CARLOS, DON (1545–1568), prince of Asturias, was the son of Philip II. king of Spain, by his first wife Maria, daughter of John III., king of Portugal, and was born at Valladolid on the 8th of July 1545. His mother died a few days after his birth, and the prince, who was very delicate, grew up proud, wilful and indolent, and soon began to show signs of insanity. In 1559 he was betrothed to Elizabeth, daughter of Henry II., king of France, a lady who a few months later became the third wife of his father; in 1560 he was recognized as the heir to the throne of Castile, and three years later to that of Aragon. Other brides were then suggested for the prince; Mary, queen of Scots, Margaret, another daughter of Henry II., and Anne, a daughter of the emperor Maximilian II.; but meanwhile his mental derangement had become much more acute, and his condition could no longer be kept secret.
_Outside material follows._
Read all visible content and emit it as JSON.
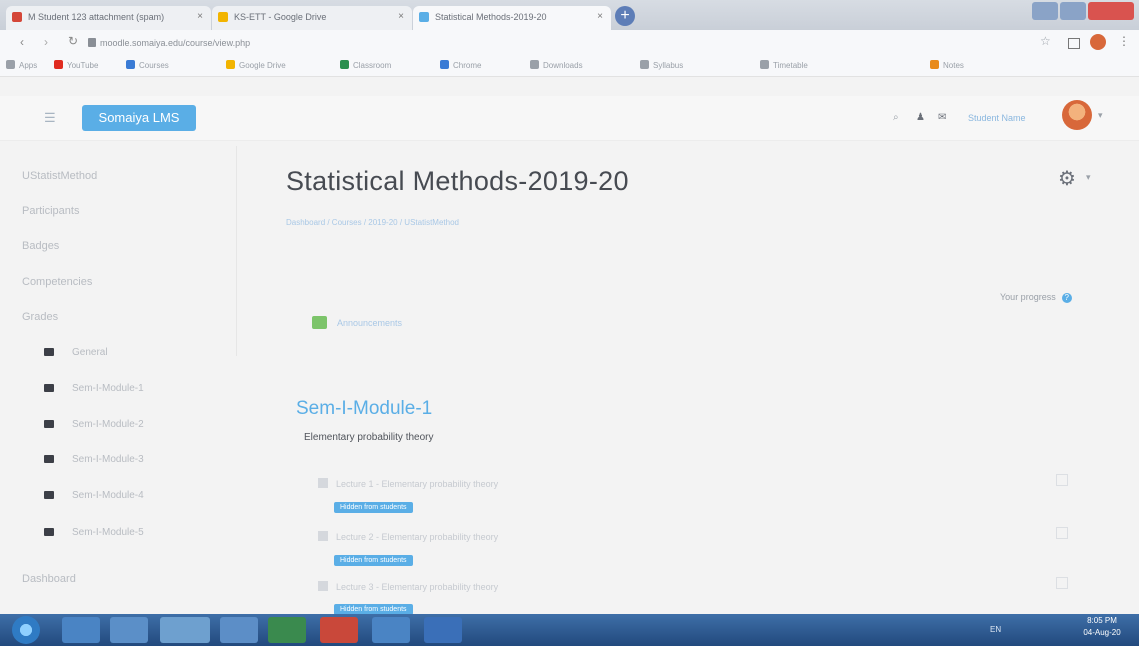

In 1562 he met with an accident which was followed by a serious illness, and after his recovery he showed more obvious signs of insanity, while his conduct both in public and in private was extremely vicious and disorderly. He took a marked dislike to the duke of Alva, possibly because he wished to proceed to the Netherlands instead of the duke, and he exhibited a morbid antipathy towards his father, whose murder he even contemplated. At length in January 1568, when he had made preparations for flight from Spain, he was placed in confinement by order of Philip, and on the 24th of July of the same year he died. This event is still enveloped in some mystery. Philip has been accused of murdering his son, and from what is known of the king’s character this supposition is by no means improbable. It is known that the king appointed commissioners to try the prince, and he may have been put to death for treason in accordance with their verdict. It has also been suggested that his crime was heresy, and that his death was due to poison, and other solutions of the mystery have been put forward. On the other hand, it should be remembered that the health of Carlos was very poor, and that his outrageous behaviour in captivity would have undermined a much stronger constitution than his own. Consequently there is nothing strange or surprising in his death from natural causes, and while no decisive verdict upon this question can be given, Philip may perhaps be granted the benefit of the doubt. By some writers the sad fate and early death of Carlos have been connected with the story of his unlawful attachment to his promised bride, Elizabeth, who soon became his stepmother, and whose death followed so quickly upon his own. There is circumstantial evidence for this tale. The loss of an affianced bride, followed by hatred between supplanted and supplanter, who were father and son, then the increasing infirmity of the slighted prince, and finally the almost simultaneous deaths of the pair. But mature historical research dismisses this story as a fable. It has, however, served as the subject for romance. Schiller and Alfieri, J. G. de Campristron in Andronic, and Lord John Russell have made it the subject of dramas, and other dramas based upon the life of Don Carlos have been written by Thomas Otway, M. A. Chénier, J. P. de Montalvan, and D. X. de Enciso.